"We're gonna be all right, baby, we are still young . . . At least we have white skin. Baby, we have rich friends . . . Those kinds of connections can pay . . . " --Shannon Stephens, "Faces Like Ours," 2012
Shannon Stephens' latest album, Pull It Together, was released in May.
The first few times I heard Shannon Stephens' "Faces Like Ours," I was frustrated that she would soil a deeply moving melody with verses about white guilt. As I listened to it more, however, the tongue-in-cheek words "We're gonna be all right" started to make me feel thankful, and somewhat comforted. Thankful that I won the life lottery and was born in a country with (imperfect) infrastructures for education and health care. It reminded me of something Blondie's Debbie Harry told me earlier this year:
"People in this country live very well, very, very well, compared to the rest of the world," she said. "I think that most people in this country don't really realize that. Even people that are in deep financial trouble live better than most people in other countries."Stephens says the song is about privilege, inspired by her "internal process of just seeing who I am in the world and why some things have been easier for me throughout my life than [they] have been for other people." She says that comfort is not the emotion she had in mind when she wrote it, yet that's where I've landed.
It's not just a function of race, or of being born in the lower, middle, or upper class. We're all fortunate to live in a country where our fellow citizens do not riot and murder in opposition to art and free speech; where musicians--gay and straight--are free to stand up proudly for same-sex marriage rights, as the local music community has done with the Music for Marriage Equality coalition.
One of music's most enduring attributes is its ability to take on various meanings for various listeners, often differing from the author's intent. When Tom Morello tells Rage Against the Machine fans like Paul Ryan that they don't "understand" Rage if they espouse conservative values, he's putting a limit on his music and his listeners.
Macklemore and Ryan Lewis' "Same Love" was written in support of the rights of same-sex couples to marry. But the song is reaching beyond the core of listeners sympathetic to the Seattle-based duo's message. The track, with the help of new friends like Rolling Stone and Ellen DeGeneres, is hitting people who disagree with its message. In the end, isn't that the most important audience?
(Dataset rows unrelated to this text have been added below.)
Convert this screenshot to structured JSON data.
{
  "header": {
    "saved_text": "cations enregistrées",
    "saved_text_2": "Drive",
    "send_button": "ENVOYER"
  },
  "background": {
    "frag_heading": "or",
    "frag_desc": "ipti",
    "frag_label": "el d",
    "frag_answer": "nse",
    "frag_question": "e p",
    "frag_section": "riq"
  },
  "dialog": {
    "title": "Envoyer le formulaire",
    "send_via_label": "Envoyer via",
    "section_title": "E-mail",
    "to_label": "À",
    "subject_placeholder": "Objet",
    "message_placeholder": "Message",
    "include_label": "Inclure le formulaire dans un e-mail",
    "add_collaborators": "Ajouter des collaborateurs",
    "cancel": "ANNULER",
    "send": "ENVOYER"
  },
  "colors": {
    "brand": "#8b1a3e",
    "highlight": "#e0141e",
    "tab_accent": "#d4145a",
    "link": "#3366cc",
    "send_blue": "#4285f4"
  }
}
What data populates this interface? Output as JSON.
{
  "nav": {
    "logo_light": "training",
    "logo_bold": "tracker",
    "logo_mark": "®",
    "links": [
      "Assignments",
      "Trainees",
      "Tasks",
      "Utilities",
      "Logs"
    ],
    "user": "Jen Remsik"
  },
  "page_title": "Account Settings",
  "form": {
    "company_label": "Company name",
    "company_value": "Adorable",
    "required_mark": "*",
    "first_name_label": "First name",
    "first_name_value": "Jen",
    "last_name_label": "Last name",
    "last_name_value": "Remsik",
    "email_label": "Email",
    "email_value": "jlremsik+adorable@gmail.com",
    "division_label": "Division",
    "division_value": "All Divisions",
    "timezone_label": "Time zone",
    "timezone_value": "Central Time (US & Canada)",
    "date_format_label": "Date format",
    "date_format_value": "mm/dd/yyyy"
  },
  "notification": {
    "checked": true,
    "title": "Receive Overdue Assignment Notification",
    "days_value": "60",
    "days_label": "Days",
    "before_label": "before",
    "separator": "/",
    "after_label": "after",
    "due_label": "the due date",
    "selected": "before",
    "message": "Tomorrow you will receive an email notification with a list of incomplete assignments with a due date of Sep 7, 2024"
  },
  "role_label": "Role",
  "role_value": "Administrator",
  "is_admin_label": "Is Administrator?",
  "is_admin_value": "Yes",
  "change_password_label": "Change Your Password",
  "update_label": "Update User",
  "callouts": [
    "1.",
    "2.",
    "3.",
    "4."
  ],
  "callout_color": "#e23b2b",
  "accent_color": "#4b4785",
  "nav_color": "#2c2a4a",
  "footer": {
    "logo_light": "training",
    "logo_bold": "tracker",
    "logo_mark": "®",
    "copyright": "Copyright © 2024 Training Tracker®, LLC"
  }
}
"Music opens doors," Bart Cameron, frontman of Seattle band the Foghorns, told me recently. "If you find yourself playing to people who look like you, you've probably done something wrong."